"The most important thing is not just investigating human rights violations in Myanmar.
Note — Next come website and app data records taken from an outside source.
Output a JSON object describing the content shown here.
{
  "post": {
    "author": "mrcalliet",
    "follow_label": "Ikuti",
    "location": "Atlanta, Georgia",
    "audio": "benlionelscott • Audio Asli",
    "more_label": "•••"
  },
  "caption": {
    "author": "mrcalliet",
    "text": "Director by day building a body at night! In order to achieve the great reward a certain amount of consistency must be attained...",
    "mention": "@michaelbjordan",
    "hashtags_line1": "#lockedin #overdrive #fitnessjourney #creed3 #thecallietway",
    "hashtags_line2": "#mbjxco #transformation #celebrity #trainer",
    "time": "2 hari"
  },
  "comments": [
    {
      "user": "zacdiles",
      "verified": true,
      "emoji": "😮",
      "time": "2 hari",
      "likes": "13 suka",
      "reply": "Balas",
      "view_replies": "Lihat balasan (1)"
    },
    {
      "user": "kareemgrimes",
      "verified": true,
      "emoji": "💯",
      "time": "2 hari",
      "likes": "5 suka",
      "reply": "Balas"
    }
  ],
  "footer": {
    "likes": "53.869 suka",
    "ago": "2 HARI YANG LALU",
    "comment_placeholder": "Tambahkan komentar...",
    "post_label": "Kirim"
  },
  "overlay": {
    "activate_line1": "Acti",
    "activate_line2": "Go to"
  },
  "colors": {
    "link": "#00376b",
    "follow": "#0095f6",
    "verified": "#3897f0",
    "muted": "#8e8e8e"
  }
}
It is a well-known fact that the most important thing is to [activate] a dialogue between the government and the NLD," Mr Yokota said, referring to the National League for Democracy of Aung San Suu Kyi.

Mr Razali, a retired Malaysian diplomat currently serving as Prime Minister Mahathir Mohamad's special adviser on foreign affairs, will go to Burma next month as the new specialma next month as the new special envoy.

Mr Yokota, now an economic law professor at the University of Tokyo, said Mr Razali would have a "better chance" than others of succeeding. "In dealing with an old and traditional country like Myanmar, you need to send a high-level representative," Mr Yokota said.

Deutsche Presse Agentur

YANGON. (dpa - 17. April 2000) Myanmar's military junta arrested 36 members of the country's main opposition party on the eve of the country's traditional New Year festival, National League for Democracy (NLD) leaders said Sunday.

The NLD, which is led by Nobel Peace Prize laureate Aung San Suu Kyi, issued a statement Sunday night denouncing the roundup of its members on unknown charges on the night of April 12 as a violation of United Nations International Human Rights Declaration.

Myanmar and other Buddhist nations such as Cambodia, Laos, Nepal and Thailand began celebrations of their traditional New Year on April 13. NLD executives said nine party members from Dagon, 12 froe party members from Dagon, 12 from Kyimyindine and 14 from Mingdalon townships and the party's township chairman from South Okkalapa had been arrested by security personnel and dragged from their houses in handcuffs at midnight on New Year's eve.

In the same statement the NLD welcomed the recent appointment of Malaysian national Razali Ismail as the new UN special envoy on Myanmar affairs, and expressed their hopes that the recent arrests would become known to him.

Sunday, April 2 9:54 AM SGT<54 _moz-userdefined="" sgt="" am="">

Burma Envoy: UNSG's unusual choice